● **WORK REQUEST**: What is needed is a copy of each line in the listing that contains "líneas".

● **DATA**:
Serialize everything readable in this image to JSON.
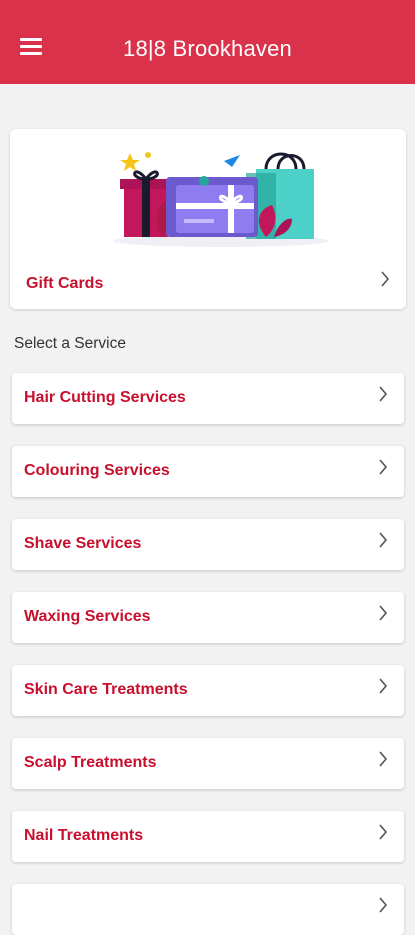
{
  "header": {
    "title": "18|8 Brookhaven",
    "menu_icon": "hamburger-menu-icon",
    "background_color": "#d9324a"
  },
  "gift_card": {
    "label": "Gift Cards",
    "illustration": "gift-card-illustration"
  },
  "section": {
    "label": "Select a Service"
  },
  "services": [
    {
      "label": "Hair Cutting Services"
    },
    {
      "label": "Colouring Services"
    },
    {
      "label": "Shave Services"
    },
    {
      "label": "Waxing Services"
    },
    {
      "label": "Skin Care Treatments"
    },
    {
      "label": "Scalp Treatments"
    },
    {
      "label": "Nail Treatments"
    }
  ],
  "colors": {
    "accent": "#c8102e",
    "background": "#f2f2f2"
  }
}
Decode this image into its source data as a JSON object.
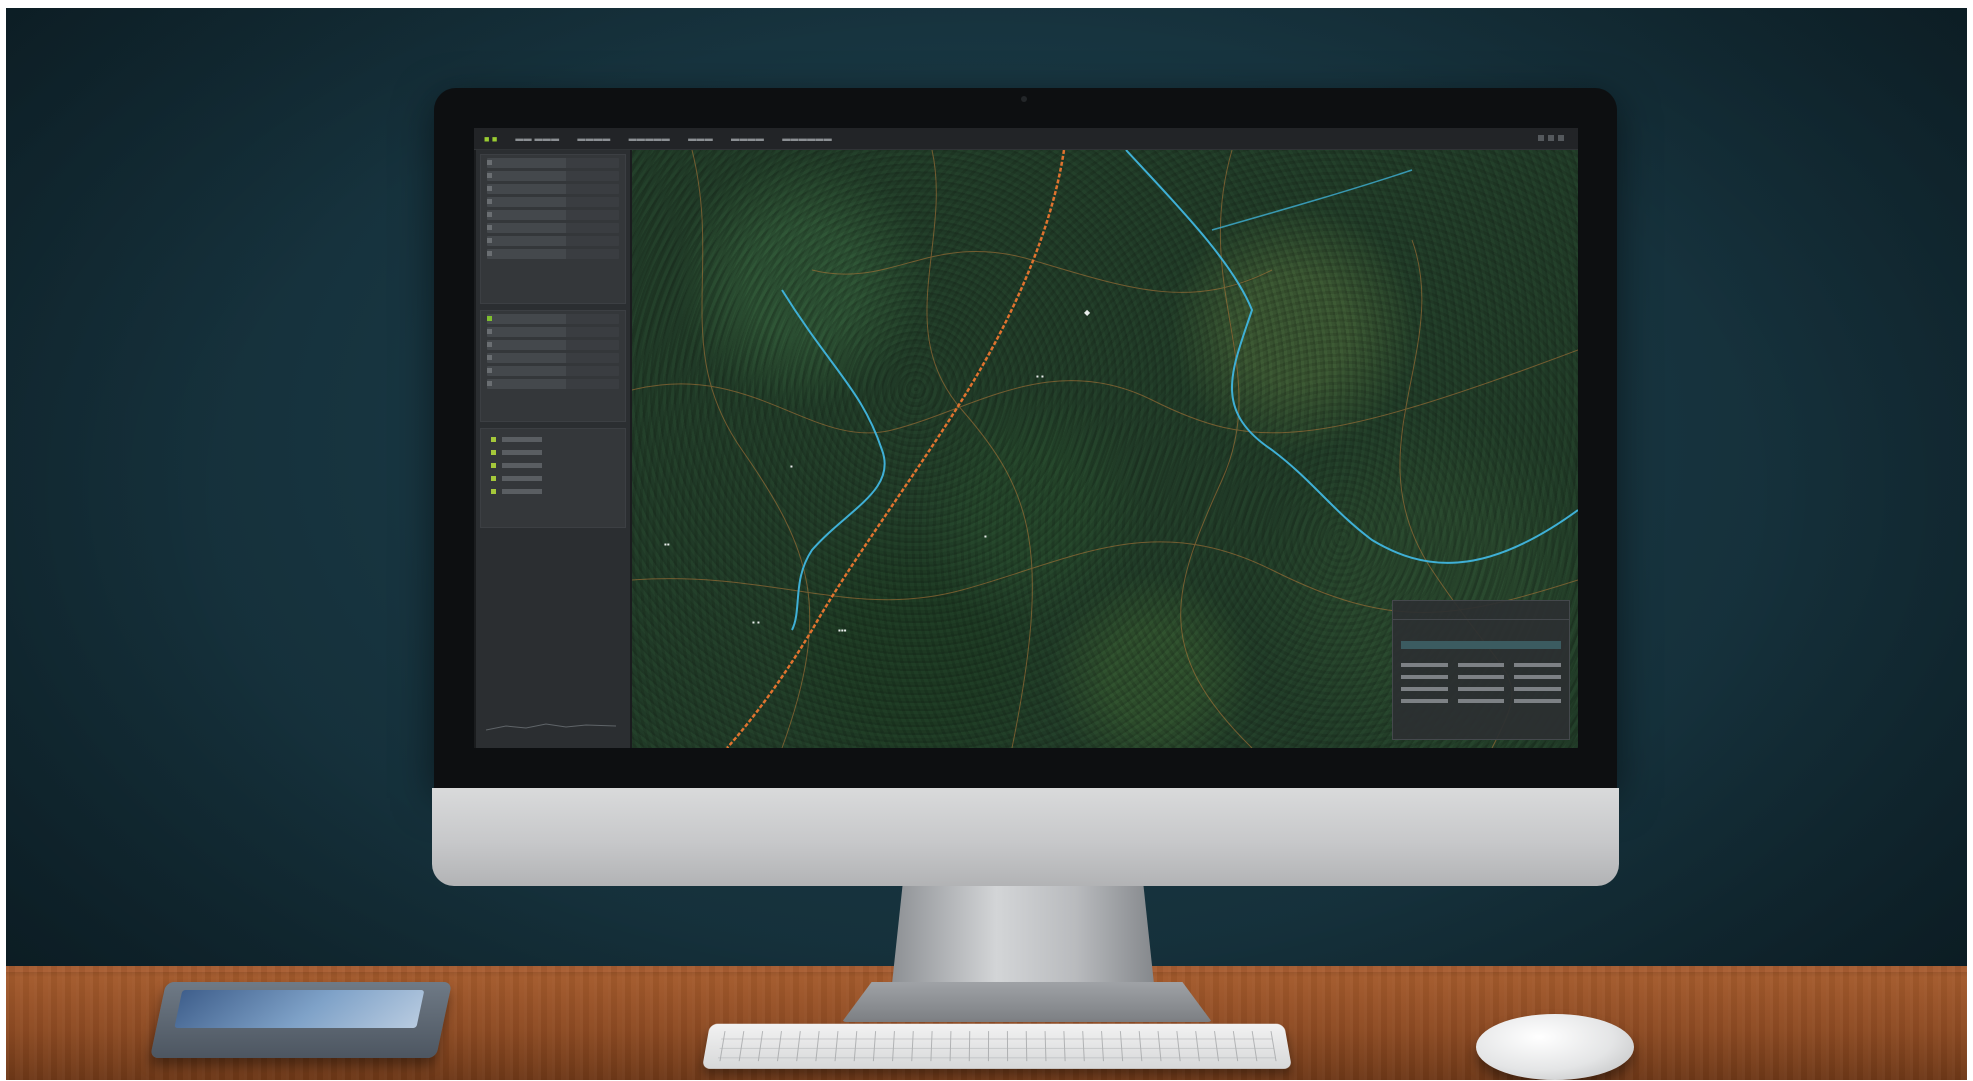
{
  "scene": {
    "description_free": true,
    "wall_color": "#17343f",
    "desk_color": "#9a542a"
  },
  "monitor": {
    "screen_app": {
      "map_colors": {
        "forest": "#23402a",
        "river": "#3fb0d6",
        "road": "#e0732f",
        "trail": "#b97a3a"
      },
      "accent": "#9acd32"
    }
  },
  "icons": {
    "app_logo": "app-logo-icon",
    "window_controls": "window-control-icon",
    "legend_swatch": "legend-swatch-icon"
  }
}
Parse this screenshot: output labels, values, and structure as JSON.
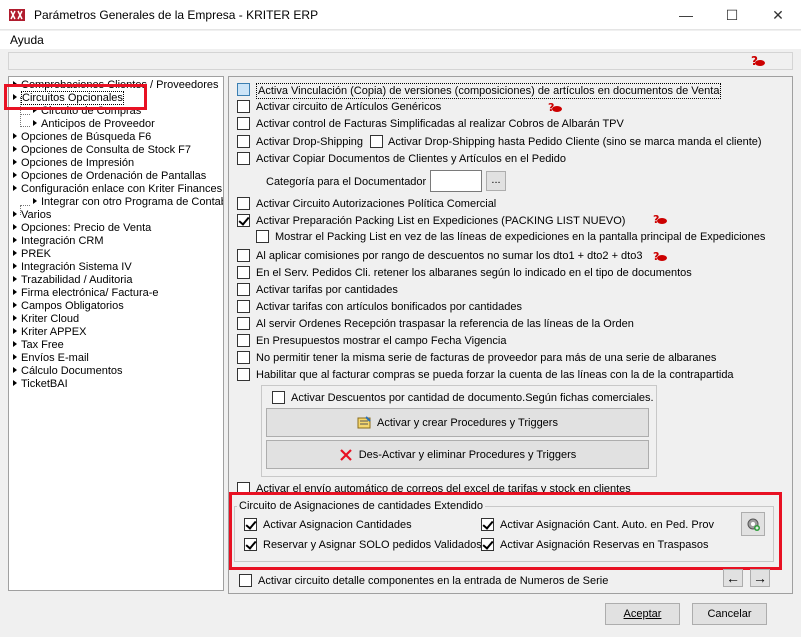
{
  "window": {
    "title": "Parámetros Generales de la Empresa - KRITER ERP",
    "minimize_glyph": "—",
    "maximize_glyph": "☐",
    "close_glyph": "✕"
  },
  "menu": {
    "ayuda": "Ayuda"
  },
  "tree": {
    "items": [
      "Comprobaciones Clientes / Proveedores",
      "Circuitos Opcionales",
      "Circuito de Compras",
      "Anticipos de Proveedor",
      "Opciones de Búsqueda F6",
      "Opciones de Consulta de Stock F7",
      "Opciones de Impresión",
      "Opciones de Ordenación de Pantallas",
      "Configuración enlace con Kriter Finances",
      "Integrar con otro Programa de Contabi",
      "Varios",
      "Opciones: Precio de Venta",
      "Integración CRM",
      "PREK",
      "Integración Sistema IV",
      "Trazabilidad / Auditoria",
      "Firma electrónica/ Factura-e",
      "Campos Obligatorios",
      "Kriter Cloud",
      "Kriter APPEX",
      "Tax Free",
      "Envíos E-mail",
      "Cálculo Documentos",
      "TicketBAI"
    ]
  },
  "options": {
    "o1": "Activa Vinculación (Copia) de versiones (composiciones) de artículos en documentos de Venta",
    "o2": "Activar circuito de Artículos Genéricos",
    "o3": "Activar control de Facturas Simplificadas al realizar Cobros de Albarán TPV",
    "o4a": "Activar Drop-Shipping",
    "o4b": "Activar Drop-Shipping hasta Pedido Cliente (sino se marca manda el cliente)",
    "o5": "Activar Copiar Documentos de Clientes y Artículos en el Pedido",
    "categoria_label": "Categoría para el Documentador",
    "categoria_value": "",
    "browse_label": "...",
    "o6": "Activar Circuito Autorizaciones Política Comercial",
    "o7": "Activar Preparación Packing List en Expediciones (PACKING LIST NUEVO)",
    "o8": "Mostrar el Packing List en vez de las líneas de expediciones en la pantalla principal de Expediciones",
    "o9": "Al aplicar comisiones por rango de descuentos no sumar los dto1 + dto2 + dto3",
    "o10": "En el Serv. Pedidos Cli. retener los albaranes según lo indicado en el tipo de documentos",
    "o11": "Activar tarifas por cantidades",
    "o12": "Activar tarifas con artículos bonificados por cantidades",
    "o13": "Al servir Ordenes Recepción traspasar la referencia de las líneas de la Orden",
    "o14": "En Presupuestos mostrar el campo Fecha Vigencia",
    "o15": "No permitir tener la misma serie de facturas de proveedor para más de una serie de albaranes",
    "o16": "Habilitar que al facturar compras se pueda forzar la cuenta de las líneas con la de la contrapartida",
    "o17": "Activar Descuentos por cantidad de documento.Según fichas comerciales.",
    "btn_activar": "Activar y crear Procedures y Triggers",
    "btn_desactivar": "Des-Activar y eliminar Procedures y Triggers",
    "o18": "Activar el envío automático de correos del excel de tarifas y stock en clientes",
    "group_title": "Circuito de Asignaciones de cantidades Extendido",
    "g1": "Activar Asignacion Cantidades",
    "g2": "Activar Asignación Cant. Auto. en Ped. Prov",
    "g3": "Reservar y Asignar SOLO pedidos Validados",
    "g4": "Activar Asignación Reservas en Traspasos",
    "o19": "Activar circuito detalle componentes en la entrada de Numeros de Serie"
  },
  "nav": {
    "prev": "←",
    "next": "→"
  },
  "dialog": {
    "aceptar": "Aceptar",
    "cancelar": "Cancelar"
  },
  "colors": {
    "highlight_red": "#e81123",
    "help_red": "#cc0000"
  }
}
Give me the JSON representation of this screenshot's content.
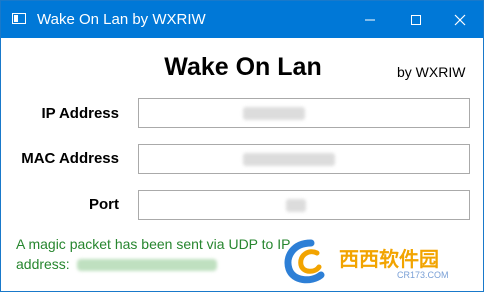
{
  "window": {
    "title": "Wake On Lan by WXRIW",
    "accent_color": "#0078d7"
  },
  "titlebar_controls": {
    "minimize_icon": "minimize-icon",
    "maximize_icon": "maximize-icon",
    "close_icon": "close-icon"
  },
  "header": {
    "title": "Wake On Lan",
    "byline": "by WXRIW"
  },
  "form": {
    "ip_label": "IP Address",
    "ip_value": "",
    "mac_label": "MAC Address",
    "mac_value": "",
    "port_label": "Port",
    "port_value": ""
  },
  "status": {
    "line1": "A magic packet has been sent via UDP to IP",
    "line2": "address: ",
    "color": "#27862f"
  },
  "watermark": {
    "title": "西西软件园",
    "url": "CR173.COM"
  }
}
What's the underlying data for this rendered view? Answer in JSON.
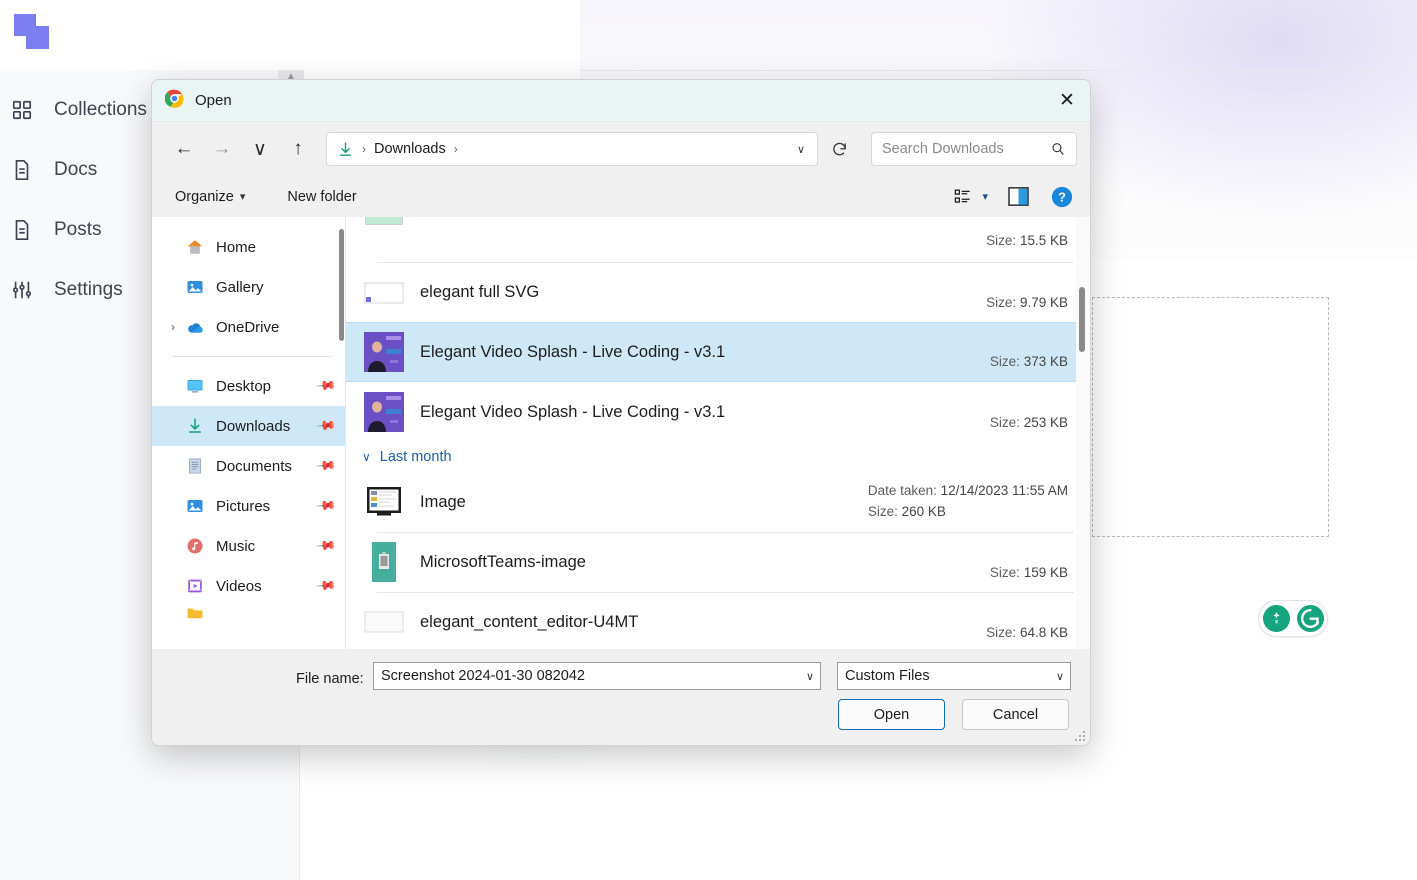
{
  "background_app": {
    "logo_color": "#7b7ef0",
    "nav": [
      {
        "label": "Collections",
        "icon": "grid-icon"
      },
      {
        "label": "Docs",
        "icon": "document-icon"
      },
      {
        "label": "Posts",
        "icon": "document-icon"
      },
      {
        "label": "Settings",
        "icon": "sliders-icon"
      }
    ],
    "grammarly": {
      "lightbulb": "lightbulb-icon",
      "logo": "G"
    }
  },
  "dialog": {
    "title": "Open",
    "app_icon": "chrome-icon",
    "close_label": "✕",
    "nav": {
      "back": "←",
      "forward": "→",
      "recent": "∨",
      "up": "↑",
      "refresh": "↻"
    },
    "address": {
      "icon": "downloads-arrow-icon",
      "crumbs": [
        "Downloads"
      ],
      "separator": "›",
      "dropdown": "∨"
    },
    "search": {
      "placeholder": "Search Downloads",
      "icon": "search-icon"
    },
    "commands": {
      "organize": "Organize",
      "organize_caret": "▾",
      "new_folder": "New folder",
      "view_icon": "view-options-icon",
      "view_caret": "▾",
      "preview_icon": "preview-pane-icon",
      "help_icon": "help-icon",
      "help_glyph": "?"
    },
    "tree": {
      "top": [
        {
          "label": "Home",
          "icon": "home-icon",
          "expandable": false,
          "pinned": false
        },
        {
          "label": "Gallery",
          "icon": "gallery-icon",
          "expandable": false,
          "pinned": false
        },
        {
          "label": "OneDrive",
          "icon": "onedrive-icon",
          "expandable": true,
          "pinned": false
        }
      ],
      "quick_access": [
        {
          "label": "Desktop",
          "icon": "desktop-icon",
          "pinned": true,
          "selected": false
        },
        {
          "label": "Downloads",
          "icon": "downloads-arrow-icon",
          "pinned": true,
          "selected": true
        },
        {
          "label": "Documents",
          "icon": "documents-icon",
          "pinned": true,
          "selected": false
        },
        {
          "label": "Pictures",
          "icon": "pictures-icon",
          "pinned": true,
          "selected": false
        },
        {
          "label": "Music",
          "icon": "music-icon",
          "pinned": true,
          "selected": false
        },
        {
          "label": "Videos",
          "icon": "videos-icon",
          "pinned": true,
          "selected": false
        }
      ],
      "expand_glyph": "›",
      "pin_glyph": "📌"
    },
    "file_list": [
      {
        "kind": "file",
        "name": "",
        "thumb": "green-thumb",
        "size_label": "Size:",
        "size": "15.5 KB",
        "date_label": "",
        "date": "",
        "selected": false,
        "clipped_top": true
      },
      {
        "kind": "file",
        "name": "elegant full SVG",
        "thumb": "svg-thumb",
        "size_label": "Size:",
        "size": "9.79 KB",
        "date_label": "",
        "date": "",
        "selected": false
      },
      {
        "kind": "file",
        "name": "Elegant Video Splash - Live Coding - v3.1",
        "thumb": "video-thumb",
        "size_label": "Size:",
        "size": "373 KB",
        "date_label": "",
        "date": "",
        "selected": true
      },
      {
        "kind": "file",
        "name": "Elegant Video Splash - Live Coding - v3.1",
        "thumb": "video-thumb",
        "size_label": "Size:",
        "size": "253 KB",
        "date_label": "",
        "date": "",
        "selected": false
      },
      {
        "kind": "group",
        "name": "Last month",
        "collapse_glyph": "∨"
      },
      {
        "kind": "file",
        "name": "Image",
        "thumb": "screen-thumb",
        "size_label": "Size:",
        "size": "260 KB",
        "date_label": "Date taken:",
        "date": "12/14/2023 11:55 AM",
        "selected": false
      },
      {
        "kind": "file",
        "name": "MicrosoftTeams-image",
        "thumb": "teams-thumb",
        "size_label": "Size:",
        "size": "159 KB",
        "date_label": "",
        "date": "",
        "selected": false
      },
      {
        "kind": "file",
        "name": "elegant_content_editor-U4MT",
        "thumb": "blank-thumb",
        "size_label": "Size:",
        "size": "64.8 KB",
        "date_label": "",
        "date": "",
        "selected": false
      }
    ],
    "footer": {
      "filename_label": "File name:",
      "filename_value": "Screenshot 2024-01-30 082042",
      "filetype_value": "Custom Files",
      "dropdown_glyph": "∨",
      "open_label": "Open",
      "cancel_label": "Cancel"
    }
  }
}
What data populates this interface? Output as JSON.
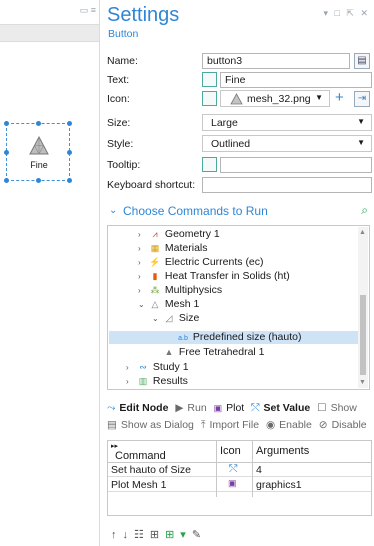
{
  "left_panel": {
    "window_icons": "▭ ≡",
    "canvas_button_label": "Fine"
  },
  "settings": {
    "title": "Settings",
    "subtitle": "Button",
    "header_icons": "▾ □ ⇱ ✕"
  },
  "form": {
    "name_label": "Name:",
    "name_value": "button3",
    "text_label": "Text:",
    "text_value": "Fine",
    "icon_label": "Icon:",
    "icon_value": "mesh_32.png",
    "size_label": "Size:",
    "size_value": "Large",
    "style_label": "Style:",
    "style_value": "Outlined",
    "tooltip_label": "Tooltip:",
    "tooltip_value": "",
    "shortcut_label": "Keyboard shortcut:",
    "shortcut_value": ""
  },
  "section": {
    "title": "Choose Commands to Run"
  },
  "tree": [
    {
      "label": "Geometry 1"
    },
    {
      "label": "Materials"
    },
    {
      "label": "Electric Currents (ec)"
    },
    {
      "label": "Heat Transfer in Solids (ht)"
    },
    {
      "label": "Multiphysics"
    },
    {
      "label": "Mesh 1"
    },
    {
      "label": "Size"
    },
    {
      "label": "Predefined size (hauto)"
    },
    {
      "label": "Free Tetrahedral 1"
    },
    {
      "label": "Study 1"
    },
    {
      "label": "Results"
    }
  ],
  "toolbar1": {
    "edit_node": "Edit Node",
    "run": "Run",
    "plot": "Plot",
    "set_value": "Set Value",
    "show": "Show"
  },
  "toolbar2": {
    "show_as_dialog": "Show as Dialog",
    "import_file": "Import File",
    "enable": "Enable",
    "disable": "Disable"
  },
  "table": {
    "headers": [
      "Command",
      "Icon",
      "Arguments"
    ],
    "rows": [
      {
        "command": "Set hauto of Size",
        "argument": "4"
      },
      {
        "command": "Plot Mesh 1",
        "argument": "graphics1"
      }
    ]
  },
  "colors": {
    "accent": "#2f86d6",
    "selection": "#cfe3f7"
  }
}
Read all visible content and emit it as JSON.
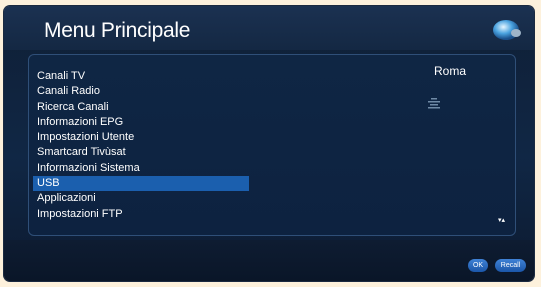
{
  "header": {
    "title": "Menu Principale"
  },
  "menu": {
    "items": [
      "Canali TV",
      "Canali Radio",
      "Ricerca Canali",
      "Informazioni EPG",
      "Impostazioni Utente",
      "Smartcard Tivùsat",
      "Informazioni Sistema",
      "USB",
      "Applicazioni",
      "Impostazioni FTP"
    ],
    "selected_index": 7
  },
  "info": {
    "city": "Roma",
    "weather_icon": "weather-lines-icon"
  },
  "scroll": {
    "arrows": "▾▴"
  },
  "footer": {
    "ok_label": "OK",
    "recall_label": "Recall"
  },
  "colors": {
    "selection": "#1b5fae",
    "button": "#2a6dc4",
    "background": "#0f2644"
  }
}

● **ANSWER SPACE**:
    "o8": "Mostrar el Packing List en vez de las líneas de expediciones en la pantalla principal de Expediciones",
    "o13": "Al servir Ordenes Recepción traspasar la referencia de las líneas de la Orden",
    "o16": "Habilitar que al facturar compras se pueda forzar la cuenta de las líneas con la de la contrapartida",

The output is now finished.